Website and app data records
********

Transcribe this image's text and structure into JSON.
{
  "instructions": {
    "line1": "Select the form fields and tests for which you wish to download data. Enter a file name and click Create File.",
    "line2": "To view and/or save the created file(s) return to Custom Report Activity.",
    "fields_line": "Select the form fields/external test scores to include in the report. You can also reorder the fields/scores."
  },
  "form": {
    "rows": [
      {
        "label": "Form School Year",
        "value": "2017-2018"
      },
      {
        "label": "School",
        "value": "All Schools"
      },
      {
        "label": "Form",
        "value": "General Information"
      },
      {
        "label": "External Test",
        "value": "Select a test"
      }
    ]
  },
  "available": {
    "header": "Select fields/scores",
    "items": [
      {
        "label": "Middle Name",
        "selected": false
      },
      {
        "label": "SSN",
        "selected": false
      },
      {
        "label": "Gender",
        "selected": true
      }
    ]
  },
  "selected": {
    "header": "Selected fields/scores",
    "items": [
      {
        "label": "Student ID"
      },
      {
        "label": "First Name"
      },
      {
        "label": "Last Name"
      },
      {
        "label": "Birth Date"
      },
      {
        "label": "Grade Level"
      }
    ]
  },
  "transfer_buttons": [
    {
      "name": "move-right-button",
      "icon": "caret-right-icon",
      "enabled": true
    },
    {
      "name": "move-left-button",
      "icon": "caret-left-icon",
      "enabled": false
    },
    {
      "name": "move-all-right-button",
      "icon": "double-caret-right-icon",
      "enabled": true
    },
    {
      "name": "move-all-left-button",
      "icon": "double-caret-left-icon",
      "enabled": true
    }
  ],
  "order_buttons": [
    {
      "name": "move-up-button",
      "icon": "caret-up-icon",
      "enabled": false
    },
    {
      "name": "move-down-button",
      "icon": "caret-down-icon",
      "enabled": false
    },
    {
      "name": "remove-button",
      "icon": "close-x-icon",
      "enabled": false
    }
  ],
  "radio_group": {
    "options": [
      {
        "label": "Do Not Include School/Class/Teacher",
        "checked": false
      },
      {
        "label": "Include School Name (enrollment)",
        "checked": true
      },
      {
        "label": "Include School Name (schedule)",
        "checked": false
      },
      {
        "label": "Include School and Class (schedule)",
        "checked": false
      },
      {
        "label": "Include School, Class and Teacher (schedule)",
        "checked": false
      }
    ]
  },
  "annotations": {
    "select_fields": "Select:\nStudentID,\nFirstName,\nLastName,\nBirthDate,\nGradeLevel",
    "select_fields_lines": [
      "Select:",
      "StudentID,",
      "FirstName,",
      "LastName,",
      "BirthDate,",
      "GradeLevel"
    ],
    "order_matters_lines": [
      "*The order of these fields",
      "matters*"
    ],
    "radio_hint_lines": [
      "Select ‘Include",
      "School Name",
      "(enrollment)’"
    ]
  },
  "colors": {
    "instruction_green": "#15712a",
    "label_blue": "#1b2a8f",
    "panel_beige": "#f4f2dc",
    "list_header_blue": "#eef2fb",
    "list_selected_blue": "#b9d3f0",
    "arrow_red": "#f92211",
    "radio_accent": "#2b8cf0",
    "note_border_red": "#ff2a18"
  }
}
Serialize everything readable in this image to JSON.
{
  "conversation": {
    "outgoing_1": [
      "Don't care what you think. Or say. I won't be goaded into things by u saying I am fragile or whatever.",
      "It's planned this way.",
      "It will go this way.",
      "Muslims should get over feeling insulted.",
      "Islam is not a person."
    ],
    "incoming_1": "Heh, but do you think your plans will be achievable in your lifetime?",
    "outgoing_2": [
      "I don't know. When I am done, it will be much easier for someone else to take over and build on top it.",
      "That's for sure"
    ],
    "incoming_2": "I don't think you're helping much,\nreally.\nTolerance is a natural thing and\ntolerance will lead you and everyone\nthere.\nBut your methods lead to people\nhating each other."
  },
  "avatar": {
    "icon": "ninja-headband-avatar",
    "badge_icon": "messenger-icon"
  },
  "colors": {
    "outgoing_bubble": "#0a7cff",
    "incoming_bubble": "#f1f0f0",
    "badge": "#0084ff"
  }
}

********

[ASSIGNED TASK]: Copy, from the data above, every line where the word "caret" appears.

[WRITTEN ANSWER]:
      "icon": "caret-right-icon",
      "icon": "caret-left-icon",
      "icon": "double-caret-right-icon",
      "icon": "double-caret-left-icon",
      "icon": "caret-up-icon",
      "icon": "caret-down-icon",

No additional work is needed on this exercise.